All bits are capable of causing discomfort/pain. I don't think any bit can be called 'soft', but some are milder than others. All bits will be uncomfortable to the horse until they're desensitised to wearing one - just like first learning to wear a tie or glasses is to us. Some horses can find any bit a problem, despite being well desensitised & educated.
Some bits, such as thin or twisted wire ones, or ones that are unsuitable to that horse or the wrong size may be uncomfortable to the horse even with little or no pressure on the reins. Some bits, such as leverage bits(the longer the shank, the stronger the leverage power), mechanical 'hackamores', ones with curb chains, certain styles of mouth 'ports'(the hump in the middle of some unjointed bits), single jointed bars with shanks, such as 'Tom Thumbs' can create strong pain with very little pressure from the rider. Even jaw/nose breaking pressure if used strongly, roughly or in case of accident(bit gets caught, etc) curb chains & leverage are combined, such as Pelhams, mechanical hacks, etc.
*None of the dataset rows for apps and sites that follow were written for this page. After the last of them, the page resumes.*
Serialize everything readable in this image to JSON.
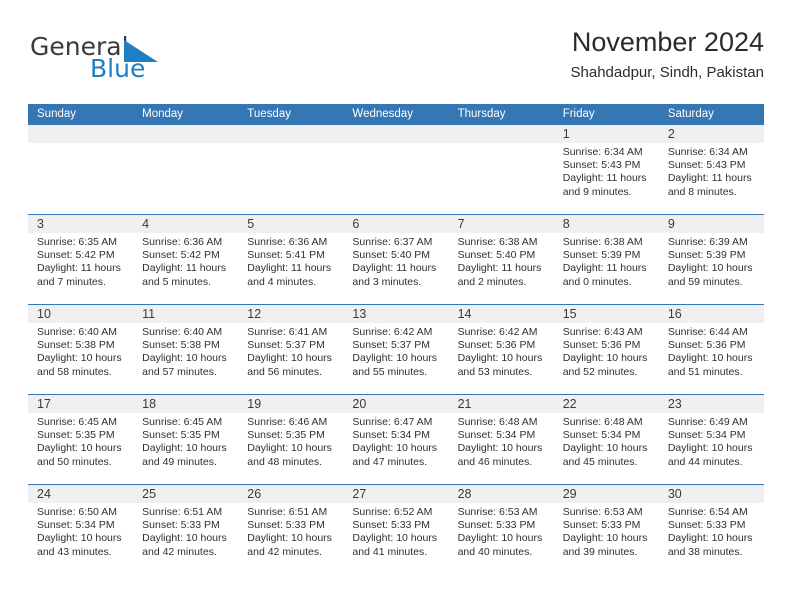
{
  "brand": {
    "name_top": "General",
    "name_bottom": "Blue",
    "accent_color": "#1f7fc4",
    "flag_icon": "triangle-flag-icon"
  },
  "header": {
    "title": "November 2024",
    "location": "Shahdadpur, Sindh, Pakistan"
  },
  "theme": {
    "header_blue": "#3576b5",
    "number_strip_gray": "#f0f0f0",
    "cell_white": "#ffffff"
  },
  "weekdays": [
    "Sunday",
    "Monday",
    "Tuesday",
    "Wednesday",
    "Thursday",
    "Friday",
    "Saturday"
  ],
  "weeks": [
    {
      "days": [
        {
          "num": "",
          "sunrise": "",
          "sunset": "",
          "daylight_1": "",
          "daylight_2": ""
        },
        {
          "num": "",
          "sunrise": "",
          "sunset": "",
          "daylight_1": "",
          "daylight_2": ""
        },
        {
          "num": "",
          "sunrise": "",
          "sunset": "",
          "daylight_1": "",
          "daylight_2": ""
        },
        {
          "num": "",
          "sunrise": "",
          "sunset": "",
          "daylight_1": "",
          "daylight_2": ""
        },
        {
          "num": "",
          "sunrise": "",
          "sunset": "",
          "daylight_1": "",
          "daylight_2": ""
        },
        {
          "num": "1",
          "sunrise": "Sunrise: 6:34 AM",
          "sunset": "Sunset: 5:43 PM",
          "daylight_1": "Daylight: 11 hours",
          "daylight_2": "and 9 minutes."
        },
        {
          "num": "2",
          "sunrise": "Sunrise: 6:34 AM",
          "sunset": "Sunset: 5:43 PM",
          "daylight_1": "Daylight: 11 hours",
          "daylight_2": "and 8 minutes."
        }
      ]
    },
    {
      "days": [
        {
          "num": "3",
          "sunrise": "Sunrise: 6:35 AM",
          "sunset": "Sunset: 5:42 PM",
          "daylight_1": "Daylight: 11 hours",
          "daylight_2": "and 7 minutes."
        },
        {
          "num": "4",
          "sunrise": "Sunrise: 6:36 AM",
          "sunset": "Sunset: 5:42 PM",
          "daylight_1": "Daylight: 11 hours",
          "daylight_2": "and 5 minutes."
        },
        {
          "num": "5",
          "sunrise": "Sunrise: 6:36 AM",
          "sunset": "Sunset: 5:41 PM",
          "daylight_1": "Daylight: 11 hours",
          "daylight_2": "and 4 minutes."
        },
        {
          "num": "6",
          "sunrise": "Sunrise: 6:37 AM",
          "sunset": "Sunset: 5:40 PM",
          "daylight_1": "Daylight: 11 hours",
          "daylight_2": "and 3 minutes."
        },
        {
          "num": "7",
          "sunrise": "Sunrise: 6:38 AM",
          "sunset": "Sunset: 5:40 PM",
          "daylight_1": "Daylight: 11 hours",
          "daylight_2": "and 2 minutes."
        },
        {
          "num": "8",
          "sunrise": "Sunrise: 6:38 AM",
          "sunset": "Sunset: 5:39 PM",
          "daylight_1": "Daylight: 11 hours",
          "daylight_2": "and 0 minutes."
        },
        {
          "num": "9",
          "sunrise": "Sunrise: 6:39 AM",
          "sunset": "Sunset: 5:39 PM",
          "daylight_1": "Daylight: 10 hours",
          "daylight_2": "and 59 minutes."
        }
      ]
    },
    {
      "days": [
        {
          "num": "10",
          "sunrise": "Sunrise: 6:40 AM",
          "sunset": "Sunset: 5:38 PM",
          "daylight_1": "Daylight: 10 hours",
          "daylight_2": "and 58 minutes."
        },
        {
          "num": "11",
          "sunrise": "Sunrise: 6:40 AM",
          "sunset": "Sunset: 5:38 PM",
          "daylight_1": "Daylight: 10 hours",
          "daylight_2": "and 57 minutes."
        },
        {
          "num": "12",
          "sunrise": "Sunrise: 6:41 AM",
          "sunset": "Sunset: 5:37 PM",
          "daylight_1": "Daylight: 10 hours",
          "daylight_2": "and 56 minutes."
        },
        {
          "num": "13",
          "sunrise": "Sunrise: 6:42 AM",
          "sunset": "Sunset: 5:37 PM",
          "daylight_1": "Daylight: 10 hours",
          "daylight_2": "and 55 minutes."
        },
        {
          "num": "14",
          "sunrise": "Sunrise: 6:42 AM",
          "sunset": "Sunset: 5:36 PM",
          "daylight_1": "Daylight: 10 hours",
          "daylight_2": "and 53 minutes."
        },
        {
          "num": "15",
          "sunrise": "Sunrise: 6:43 AM",
          "sunset": "Sunset: 5:36 PM",
          "daylight_1": "Daylight: 10 hours",
          "daylight_2": "and 52 minutes."
        },
        {
          "num": "16",
          "sunrise": "Sunrise: 6:44 AM",
          "sunset": "Sunset: 5:36 PM",
          "daylight_1": "Daylight: 10 hours",
          "daylight_2": "and 51 minutes."
        }
      ]
    },
    {
      "days": [
        {
          "num": "17",
          "sunrise": "Sunrise: 6:45 AM",
          "sunset": "Sunset: 5:35 PM",
          "daylight_1": "Daylight: 10 hours",
          "daylight_2": "and 50 minutes."
        },
        {
          "num": "18",
          "sunrise": "Sunrise: 6:45 AM",
          "sunset": "Sunset: 5:35 PM",
          "daylight_1": "Daylight: 10 hours",
          "daylight_2": "and 49 minutes."
        },
        {
          "num": "19",
          "sunrise": "Sunrise: 6:46 AM",
          "sunset": "Sunset: 5:35 PM",
          "daylight_1": "Daylight: 10 hours",
          "daylight_2": "and 48 minutes."
        },
        {
          "num": "20",
          "sunrise": "Sunrise: 6:47 AM",
          "sunset": "Sunset: 5:34 PM",
          "daylight_1": "Daylight: 10 hours",
          "daylight_2": "and 47 minutes."
        },
        {
          "num": "21",
          "sunrise": "Sunrise: 6:48 AM",
          "sunset": "Sunset: 5:34 PM",
          "daylight_1": "Daylight: 10 hours",
          "daylight_2": "and 46 minutes."
        },
        {
          "num": "22",
          "sunrise": "Sunrise: 6:48 AM",
          "sunset": "Sunset: 5:34 PM",
          "daylight_1": "Daylight: 10 hours",
          "daylight_2": "and 45 minutes."
        },
        {
          "num": "23",
          "sunrise": "Sunrise: 6:49 AM",
          "sunset": "Sunset: 5:34 PM",
          "daylight_1": "Daylight: 10 hours",
          "daylight_2": "and 44 minutes."
        }
      ]
    },
    {
      "days": [
        {
          "num": "24",
          "sunrise": "Sunrise: 6:50 AM",
          "sunset": "Sunset: 5:34 PM",
          "daylight_1": "Daylight: 10 hours",
          "daylight_2": "and 43 minutes."
        },
        {
          "num": "25",
          "sunrise": "Sunrise: 6:51 AM",
          "sunset": "Sunset: 5:33 PM",
          "daylight_1": "Daylight: 10 hours",
          "daylight_2": "and 42 minutes."
        },
        {
          "num": "26",
          "sunrise": "Sunrise: 6:51 AM",
          "sunset": "Sunset: 5:33 PM",
          "daylight_1": "Daylight: 10 hours",
          "daylight_2": "and 42 minutes."
        },
        {
          "num": "27",
          "sunrise": "Sunrise: 6:52 AM",
          "sunset": "Sunset: 5:33 PM",
          "daylight_1": "Daylight: 10 hours",
          "daylight_2": "and 41 minutes."
        },
        {
          "num": "28",
          "sunrise": "Sunrise: 6:53 AM",
          "sunset": "Sunset: 5:33 PM",
          "daylight_1": "Daylight: 10 hours",
          "daylight_2": "and 40 minutes."
        },
        {
          "num": "29",
          "sunrise": "Sunrise: 6:53 AM",
          "sunset": "Sunset: 5:33 PM",
          "daylight_1": "Daylight: 10 hours",
          "daylight_2": "and 39 minutes."
        },
        {
          "num": "30",
          "sunrise": "Sunrise: 6:54 AM",
          "sunset": "Sunset: 5:33 PM",
          "daylight_1": "Daylight: 10 hours",
          "daylight_2": "and 38 minutes."
        }
      ]
    }
  ]
}
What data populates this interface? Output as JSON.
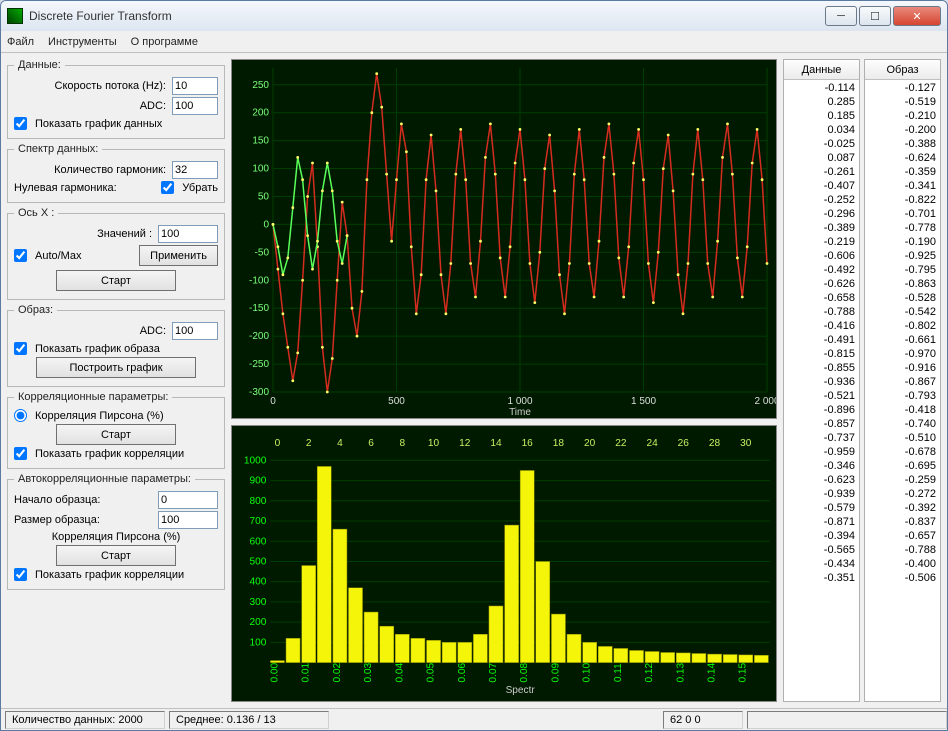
{
  "window": {
    "title": "Discrete Fourier Transform"
  },
  "menu": {
    "file": "Файл",
    "tools": "Инструменты",
    "about": "О программе"
  },
  "panel_data": {
    "legend": "Данные:",
    "speed_label": "Скорость потока (Hz):",
    "speed_value": "10",
    "adc_label": "ADC:",
    "adc_value": "100",
    "show_graph_label": "Показать график данных"
  },
  "panel_spectrum": {
    "legend": "Спектр данных:",
    "harmonics_label": "Количество гармоник:",
    "harmonics_value": "32",
    "zero_harm_label": "Нулевая гармоника:",
    "remove_label": "Убрать"
  },
  "panel_axisx": {
    "legend": "Ось X :",
    "values_label": "Значений :",
    "values_value": "100",
    "automax_label": "Auto/Max",
    "apply_label": "Применить",
    "start_label": "Старт"
  },
  "panel_image": {
    "legend": "Образ:",
    "adc_label": "ADC:",
    "adc_value": "100",
    "show_graph_label": "Показать график образа",
    "build_label": "Построить график"
  },
  "panel_corr": {
    "legend": "Корреляционные параметры:",
    "pearson_label": "Корреляция Пирсона (%)",
    "start_label": "Старт",
    "show_graph_label": "Показать график корреляции"
  },
  "panel_autocorr": {
    "legend": "Автокорреляционные параметры:",
    "begin_label": "Начало образца:",
    "begin_value": "0",
    "size_label": "Размер образца:",
    "size_value": "100",
    "pearson_label": "Корреляция Пирсона (%)",
    "start_label": "Старт",
    "show_graph_label": "Показать график корреляции"
  },
  "lists": {
    "data_header": "Данные",
    "image_header": "Образ",
    "data_values": [
      -0.114,
      0.285,
      0.185,
      0.034,
      -0.025,
      0.087,
      -0.261,
      -0.407,
      -0.252,
      -0.296,
      -0.389,
      -0.219,
      -0.606,
      -0.492,
      -0.626,
      -0.658,
      -0.788,
      -0.416,
      -0.491,
      -0.815,
      -0.855,
      -0.936,
      -0.521,
      -0.896,
      -0.857,
      -0.737,
      -0.959,
      -0.346,
      -0.623,
      -0.939,
      -0.579,
      -0.871,
      -0.394,
      -0.565,
      -0.434,
      -0.351
    ],
    "image_values": [
      -0.127,
      -0.519,
      -0.21,
      -0.2,
      -0.388,
      -0.624,
      -0.359,
      -0.341,
      -0.822,
      -0.701,
      -0.778,
      -0.19,
      -0.925,
      -0.795,
      -0.863,
      -0.528,
      -0.542,
      -0.802,
      -0.661,
      -0.97,
      -0.916,
      -0.867,
      -0.793,
      -0.418,
      -0.74,
      -0.51,
      -0.678,
      -0.695,
      -0.259,
      -0.272,
      -0.392,
      -0.837,
      -0.657,
      -0.788,
      -0.4,
      -0.506
    ]
  },
  "status": {
    "count_label": "Количество данных: 2000",
    "mean_label": "Среднее: 0.136 / 13",
    "right1": "62  0  0"
  },
  "chart_data": [
    {
      "type": "line",
      "title": "",
      "xlabel": "Time",
      "ylabel": "",
      "xlim": [
        0,
        2000
      ],
      "ylim": [
        -300,
        280
      ],
      "x_ticks": [
        0,
        500,
        1000,
        1500,
        2000
      ],
      "x_tick_labels": [
        "0",
        "500",
        "1 000",
        "1 500",
        "2 000"
      ],
      "y_ticks": [
        -300,
        -250,
        -200,
        -150,
        -100,
        -50,
        0,
        50,
        100,
        150,
        200,
        250
      ],
      "series": [
        {
          "name": "signal",
          "color": "#d42c1f",
          "x": [
            0,
            20,
            40,
            60,
            80,
            100,
            120,
            140,
            160,
            180,
            200,
            220,
            240,
            260,
            280,
            300,
            320,
            340,
            360,
            380,
            400,
            420,
            440,
            460,
            480,
            500,
            520,
            540,
            560,
            580,
            600,
            620,
            640,
            660,
            680,
            700,
            720,
            740,
            760,
            780,
            800,
            820,
            840,
            860,
            880,
            900,
            920,
            940,
            960,
            980,
            1000,
            1020,
            1040,
            1060,
            1080,
            1100,
            1120,
            1140,
            1160,
            1180,
            1200,
            1220,
            1240,
            1260,
            1280,
            1300,
            1320,
            1340,
            1360,
            1380,
            1400,
            1420,
            1440,
            1460,
            1480,
            1500,
            1520,
            1540,
            1560,
            1580,
            1600,
            1620,
            1640,
            1660,
            1680,
            1700,
            1720,
            1740,
            1760,
            1780,
            1800,
            1820,
            1840,
            1860,
            1880,
            1900,
            1920,
            1940,
            1960,
            1980,
            2000
          ],
          "y": [
            0,
            -80,
            -160,
            -220,
            -280,
            -230,
            -100,
            50,
            110,
            -40,
            -220,
            -300,
            -240,
            -100,
            40,
            -20,
            -150,
            -200,
            -120,
            80,
            200,
            270,
            210,
            90,
            -30,
            80,
            180,
            130,
            -40,
            -160,
            -90,
            80,
            160,
            60,
            -90,
            -160,
            -70,
            90,
            170,
            80,
            -70,
            -130,
            -30,
            120,
            180,
            90,
            -60,
            -130,
            -40,
            110,
            170,
            80,
            -70,
            -140,
            -50,
            100,
            160,
            60,
            -90,
            -160,
            -70,
            90,
            170,
            80,
            -70,
            -130,
            -30,
            120,
            180,
            90,
            -60,
            -130,
            -40,
            110,
            170,
            80,
            -70,
            -140,
            -50,
            100,
            160,
            60,
            -90,
            -160,
            -70,
            90,
            170,
            80,
            -70,
            -130,
            -30,
            120,
            180,
            90,
            -60,
            -130,
            -40,
            110,
            170,
            80,
            -70
          ]
        },
        {
          "name": "overlay",
          "color": "#5aff5a",
          "x": [
            0,
            20,
            40,
            60,
            80,
            100,
            120,
            140,
            160,
            180,
            200,
            220,
            240,
            260,
            280,
            300
          ],
          "y": [
            0,
            -40,
            -90,
            -60,
            30,
            120,
            80,
            -20,
            -80,
            -30,
            60,
            110,
            60,
            -30,
            -70,
            -20
          ]
        }
      ]
    },
    {
      "type": "bar",
      "title": "",
      "xlabel": "Spectr",
      "ylabel": "",
      "color": "#f5f50a",
      "xlim": [
        0,
        0.16
      ],
      "ylim": [
        0,
        1050
      ],
      "y_ticks": [
        100,
        200,
        300,
        400,
        500,
        600,
        700,
        800,
        900,
        1000
      ],
      "x_ticks_top": [
        0,
        2,
        4,
        6,
        8,
        10,
        12,
        14,
        16,
        18,
        20,
        22,
        24,
        26,
        28,
        30
      ],
      "x_ticks_bottom": [
        "0.00",
        "0.01",
        "0.02",
        "0.03",
        "0.04",
        "0.05",
        "0.06",
        "0.07",
        "0.08",
        "0.09",
        "0.10",
        "0.11",
        "0.12",
        "0.13",
        "0.14",
        "0.15"
      ],
      "categories": [
        0,
        1,
        2,
        3,
        4,
        5,
        6,
        7,
        8,
        9,
        10,
        11,
        12,
        13,
        14,
        15,
        16,
        17,
        18,
        19,
        20,
        21,
        22,
        23,
        24,
        25,
        26,
        27,
        28,
        29,
        30,
        31
      ],
      "values": [
        10,
        120,
        480,
        970,
        660,
        370,
        250,
        180,
        140,
        120,
        110,
        100,
        100,
        140,
        280,
        680,
        950,
        500,
        240,
        140,
        100,
        80,
        70,
        60,
        55,
        50,
        48,
        45,
        42,
        40,
        38,
        36
      ]
    }
  ]
}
Some bits can give unclear signals to the horse, such as mechancal hacks who's shanks operate independantly, bits with shanks and joints, etc.
The bits I consider the safest/mildest are double jointed snaffles, unjointed, port mouthed(so long as the port is comfortable for that horse, not big or angular) bits, with or without *short* shanks, depending on riding style.
To a degree it depends a bit on what you're doing & what the horse likes & how his mouth is built - a fat bar in the mouth of an arab or pony might be very uncomfortable. Eg. using a western shanked bit for western style, loose rein & neckreining is one thing, but using it to ride english and use short direct reining will cause problems.
It also depends largely on the horse's education and the rider's skill. If you're going to 'ride short' and end up putting a fair amount of pressure on the reins either becuase of your insecurity & lack of skill, or because of the horse's lack of education, any bit can be terrible. A single jointed snaffle for eg. will have a 'nutcracker' effect on the horse's tongue and the joint can gouge the roof of the mouth.
I believe that horses are best started without a bit, for a number of reasons(look up Dr Cook's site for more info) in a halter, (non mechanical)hackamore or bitless bridle. The horse needs to learn to yield to pressure in all ways(not just rein pressure), get used to being ridden & following instruction and comfortable & happy about it.
Then, once the horse can be ridden in such a way that the bit will only be used for communication rather than control, a 'mild' one can be chosen if the rider wants - say for showing or clubs where it's required. The horse will first need to get used to wearing it without pressure, before it's taught to be directed by it. Only very skilled & educated rider/horse pairs should then go on to a 'stronger' bit if they desire it for competition or the likes.
Problems that often lead to people thinking they 'need' a 'stronger' bit are to do with horse &/or rider education & skill - or lack of - or from pain or fear of pain. While (most?) pain while riding can be attributed to saddle issues, often it is the bit or it's use that is the cause and I've found time & again, both in 'retraining' horses myself and helping riders that simply removing the bit removes the issue, many times with little or no additional 'training'.